» **Exercise details**
Repeat exactly every line that comes at or after the line containing "Transcribe this image's", through the end of the entries below.

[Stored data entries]
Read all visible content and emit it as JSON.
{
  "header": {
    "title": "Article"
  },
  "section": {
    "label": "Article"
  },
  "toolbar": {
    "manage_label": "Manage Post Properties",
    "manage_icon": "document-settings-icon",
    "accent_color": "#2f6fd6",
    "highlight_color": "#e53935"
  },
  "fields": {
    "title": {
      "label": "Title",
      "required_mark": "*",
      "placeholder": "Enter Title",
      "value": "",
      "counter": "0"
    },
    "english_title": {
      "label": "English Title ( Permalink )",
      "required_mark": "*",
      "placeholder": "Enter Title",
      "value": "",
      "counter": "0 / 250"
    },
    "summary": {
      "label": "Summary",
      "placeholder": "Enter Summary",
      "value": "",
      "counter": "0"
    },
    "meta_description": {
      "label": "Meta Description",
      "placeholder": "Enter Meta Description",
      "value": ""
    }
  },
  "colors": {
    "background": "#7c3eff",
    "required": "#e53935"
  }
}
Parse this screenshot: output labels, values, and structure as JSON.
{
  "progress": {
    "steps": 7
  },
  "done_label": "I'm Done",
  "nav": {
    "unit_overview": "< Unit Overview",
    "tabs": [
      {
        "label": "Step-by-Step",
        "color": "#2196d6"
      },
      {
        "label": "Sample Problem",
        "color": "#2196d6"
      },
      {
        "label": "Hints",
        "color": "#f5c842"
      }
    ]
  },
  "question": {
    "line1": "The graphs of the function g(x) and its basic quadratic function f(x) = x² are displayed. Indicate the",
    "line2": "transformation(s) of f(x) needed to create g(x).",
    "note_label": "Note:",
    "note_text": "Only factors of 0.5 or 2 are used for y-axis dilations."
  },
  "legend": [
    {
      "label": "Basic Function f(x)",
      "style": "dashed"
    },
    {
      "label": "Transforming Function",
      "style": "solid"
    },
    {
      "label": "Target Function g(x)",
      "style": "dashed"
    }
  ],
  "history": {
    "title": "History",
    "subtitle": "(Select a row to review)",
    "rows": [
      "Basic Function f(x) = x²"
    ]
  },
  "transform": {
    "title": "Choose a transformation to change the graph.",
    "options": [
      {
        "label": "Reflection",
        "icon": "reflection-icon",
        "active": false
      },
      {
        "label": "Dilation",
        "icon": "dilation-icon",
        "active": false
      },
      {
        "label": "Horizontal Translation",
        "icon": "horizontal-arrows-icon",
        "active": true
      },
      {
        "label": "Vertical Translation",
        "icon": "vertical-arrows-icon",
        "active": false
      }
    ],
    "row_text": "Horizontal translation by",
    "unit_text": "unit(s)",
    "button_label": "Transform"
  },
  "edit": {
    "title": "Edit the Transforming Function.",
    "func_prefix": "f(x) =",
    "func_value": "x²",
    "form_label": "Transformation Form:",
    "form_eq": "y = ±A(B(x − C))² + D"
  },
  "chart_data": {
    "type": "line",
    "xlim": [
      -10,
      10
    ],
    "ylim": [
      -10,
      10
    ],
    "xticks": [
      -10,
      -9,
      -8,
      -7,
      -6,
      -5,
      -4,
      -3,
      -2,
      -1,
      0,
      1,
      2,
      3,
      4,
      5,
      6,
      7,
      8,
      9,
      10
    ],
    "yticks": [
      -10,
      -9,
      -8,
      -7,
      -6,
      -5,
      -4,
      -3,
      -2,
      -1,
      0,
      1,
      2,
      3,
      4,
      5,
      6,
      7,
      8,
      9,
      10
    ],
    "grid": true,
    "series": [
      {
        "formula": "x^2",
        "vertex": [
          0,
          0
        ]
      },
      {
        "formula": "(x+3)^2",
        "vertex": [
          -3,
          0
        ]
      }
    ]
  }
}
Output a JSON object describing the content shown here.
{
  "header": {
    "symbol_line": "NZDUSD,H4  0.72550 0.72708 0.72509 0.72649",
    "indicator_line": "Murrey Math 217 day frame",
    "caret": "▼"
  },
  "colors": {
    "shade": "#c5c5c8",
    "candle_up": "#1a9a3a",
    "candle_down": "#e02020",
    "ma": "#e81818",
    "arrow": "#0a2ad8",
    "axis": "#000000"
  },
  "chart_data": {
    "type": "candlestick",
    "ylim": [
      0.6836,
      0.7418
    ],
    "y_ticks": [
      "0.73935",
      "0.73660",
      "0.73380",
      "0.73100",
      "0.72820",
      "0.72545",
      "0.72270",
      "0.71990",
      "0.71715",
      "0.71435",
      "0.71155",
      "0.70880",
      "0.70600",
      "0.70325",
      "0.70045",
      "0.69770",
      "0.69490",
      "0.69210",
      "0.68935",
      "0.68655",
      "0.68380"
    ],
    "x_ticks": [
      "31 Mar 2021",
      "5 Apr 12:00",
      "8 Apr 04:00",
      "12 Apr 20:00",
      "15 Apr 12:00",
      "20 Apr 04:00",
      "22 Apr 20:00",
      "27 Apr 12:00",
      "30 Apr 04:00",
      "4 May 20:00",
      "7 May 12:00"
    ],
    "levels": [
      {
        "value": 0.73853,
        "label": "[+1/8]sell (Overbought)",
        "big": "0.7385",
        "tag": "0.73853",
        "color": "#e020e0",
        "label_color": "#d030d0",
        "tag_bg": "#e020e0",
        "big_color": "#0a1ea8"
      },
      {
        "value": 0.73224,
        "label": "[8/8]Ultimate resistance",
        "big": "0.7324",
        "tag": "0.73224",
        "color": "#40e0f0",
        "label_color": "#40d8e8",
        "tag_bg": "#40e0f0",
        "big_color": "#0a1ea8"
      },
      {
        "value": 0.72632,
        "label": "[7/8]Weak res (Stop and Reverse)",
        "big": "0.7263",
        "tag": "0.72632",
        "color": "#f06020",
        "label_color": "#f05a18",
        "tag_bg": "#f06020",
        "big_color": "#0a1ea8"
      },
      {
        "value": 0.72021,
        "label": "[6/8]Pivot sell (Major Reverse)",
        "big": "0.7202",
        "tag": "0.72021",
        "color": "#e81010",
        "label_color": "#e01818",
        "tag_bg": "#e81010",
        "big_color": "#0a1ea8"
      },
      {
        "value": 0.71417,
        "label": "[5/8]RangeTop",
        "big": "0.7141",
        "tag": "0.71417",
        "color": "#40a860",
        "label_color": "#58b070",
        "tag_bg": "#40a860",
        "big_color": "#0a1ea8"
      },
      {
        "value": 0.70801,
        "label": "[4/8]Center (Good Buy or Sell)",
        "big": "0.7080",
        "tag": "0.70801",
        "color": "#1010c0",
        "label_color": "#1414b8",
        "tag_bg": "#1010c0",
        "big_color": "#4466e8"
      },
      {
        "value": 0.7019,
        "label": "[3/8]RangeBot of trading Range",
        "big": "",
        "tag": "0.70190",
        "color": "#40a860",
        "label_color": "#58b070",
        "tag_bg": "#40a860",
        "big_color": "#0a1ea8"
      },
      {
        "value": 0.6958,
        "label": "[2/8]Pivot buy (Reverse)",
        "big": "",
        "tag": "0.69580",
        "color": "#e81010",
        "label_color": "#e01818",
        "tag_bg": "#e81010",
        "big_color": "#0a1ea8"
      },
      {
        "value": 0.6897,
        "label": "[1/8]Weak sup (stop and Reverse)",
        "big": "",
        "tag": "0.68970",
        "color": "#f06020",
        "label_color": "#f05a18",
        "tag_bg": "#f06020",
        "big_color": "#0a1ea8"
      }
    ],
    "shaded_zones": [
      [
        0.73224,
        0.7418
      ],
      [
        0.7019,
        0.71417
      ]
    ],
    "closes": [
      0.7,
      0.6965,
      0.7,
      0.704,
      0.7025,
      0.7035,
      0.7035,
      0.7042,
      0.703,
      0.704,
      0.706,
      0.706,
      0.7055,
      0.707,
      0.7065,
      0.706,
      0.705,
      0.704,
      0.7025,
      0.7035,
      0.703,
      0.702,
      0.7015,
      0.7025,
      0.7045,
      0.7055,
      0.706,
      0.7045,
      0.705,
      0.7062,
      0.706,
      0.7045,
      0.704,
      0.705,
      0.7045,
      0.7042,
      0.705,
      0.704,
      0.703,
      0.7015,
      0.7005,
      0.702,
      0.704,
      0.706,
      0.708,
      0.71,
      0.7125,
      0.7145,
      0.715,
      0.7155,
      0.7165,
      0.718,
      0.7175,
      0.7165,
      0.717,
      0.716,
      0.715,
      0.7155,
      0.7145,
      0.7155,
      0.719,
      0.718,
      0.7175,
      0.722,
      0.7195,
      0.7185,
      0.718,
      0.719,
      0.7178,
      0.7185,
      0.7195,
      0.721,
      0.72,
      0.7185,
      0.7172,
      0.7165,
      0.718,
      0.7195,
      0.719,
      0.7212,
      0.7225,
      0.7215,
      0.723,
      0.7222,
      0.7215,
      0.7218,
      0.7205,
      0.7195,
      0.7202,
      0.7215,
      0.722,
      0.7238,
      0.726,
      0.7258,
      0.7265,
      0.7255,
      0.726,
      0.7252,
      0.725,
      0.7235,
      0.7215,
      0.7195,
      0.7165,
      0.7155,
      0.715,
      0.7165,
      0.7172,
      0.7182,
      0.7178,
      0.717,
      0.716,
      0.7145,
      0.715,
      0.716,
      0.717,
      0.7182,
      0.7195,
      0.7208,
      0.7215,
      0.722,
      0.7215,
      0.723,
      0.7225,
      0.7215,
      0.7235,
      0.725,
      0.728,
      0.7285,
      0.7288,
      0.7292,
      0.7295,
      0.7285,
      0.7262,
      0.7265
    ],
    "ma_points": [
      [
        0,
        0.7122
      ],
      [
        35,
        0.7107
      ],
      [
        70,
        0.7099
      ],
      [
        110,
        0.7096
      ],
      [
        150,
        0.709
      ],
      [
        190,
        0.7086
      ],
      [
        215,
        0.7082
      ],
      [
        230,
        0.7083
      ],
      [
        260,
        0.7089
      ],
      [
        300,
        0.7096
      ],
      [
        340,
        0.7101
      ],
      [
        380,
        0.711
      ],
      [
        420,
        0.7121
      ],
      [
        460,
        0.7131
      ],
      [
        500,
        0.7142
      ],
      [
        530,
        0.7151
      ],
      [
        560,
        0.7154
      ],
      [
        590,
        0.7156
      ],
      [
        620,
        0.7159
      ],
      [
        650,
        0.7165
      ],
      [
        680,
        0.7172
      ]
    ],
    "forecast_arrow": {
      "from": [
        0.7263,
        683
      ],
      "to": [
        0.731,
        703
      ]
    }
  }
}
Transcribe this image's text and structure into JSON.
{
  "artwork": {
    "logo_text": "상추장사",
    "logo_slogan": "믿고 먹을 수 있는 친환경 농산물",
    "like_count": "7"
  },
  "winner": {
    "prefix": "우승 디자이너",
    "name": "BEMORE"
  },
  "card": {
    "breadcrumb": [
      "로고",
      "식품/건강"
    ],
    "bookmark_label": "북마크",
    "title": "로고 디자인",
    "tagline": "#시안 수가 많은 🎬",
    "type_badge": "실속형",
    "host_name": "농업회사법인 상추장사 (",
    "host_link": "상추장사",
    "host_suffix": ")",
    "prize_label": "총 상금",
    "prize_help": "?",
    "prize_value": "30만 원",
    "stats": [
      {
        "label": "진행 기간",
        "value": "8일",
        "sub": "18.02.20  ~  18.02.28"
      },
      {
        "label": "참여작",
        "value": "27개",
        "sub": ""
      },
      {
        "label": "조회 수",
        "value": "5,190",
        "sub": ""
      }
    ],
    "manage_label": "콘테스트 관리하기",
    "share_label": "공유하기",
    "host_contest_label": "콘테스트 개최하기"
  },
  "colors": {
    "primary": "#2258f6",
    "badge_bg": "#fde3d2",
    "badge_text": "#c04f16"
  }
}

» **Exercise solution**
Transcribe this image's text and structure into JSON.
{
  "artwork": {
    "logo_text": "상추장사",
    "logo_slogan": "믿고 먹을 수 있는 친환경 농산물",
    "like_count": "7"
  },
  "winner": {
    "prefix": "우승 디자이너",
    "name": "BEMORE"
  },
  "card": {
    "breadcrumb": [
      "로고",
      "식품/건강"
    ],
    "bookmark_label": "북마크",
    "title": "로고 디자인",
    "tagline": "#시안 수가 많은 🎬",
    "type_badge": "실속형",
    "host_name": "농업회사법인 상추장사 (",
    "host_link": "상추장사",
    "host_suffix": ")",
    "prize_label": "총 상금",
    "prize_help": "?",
    "prize_value": "30만 원",
    "stats": [
      {
        "label": "진행 기간",
        "value": "8일",
        "sub": "18.02.20  ~  18.02.28"
      },
      {
        "label": "참여작",
        "value": "27개",
        "sub": ""
      },
      {
        "label": "조회 수",
        "value": "5,190",
        "sub": ""
      }
    ],
    "manage_label": "콘테스트 관리하기",
    "share_label": "공유하기",
    "host_contest_label": "콘테스트 개최하기"
  },
  "colors": {
    "primary": "#2258f6",
    "badge_bg": "#fde3d2",
    "badge_text": "#c04f16"
  }
}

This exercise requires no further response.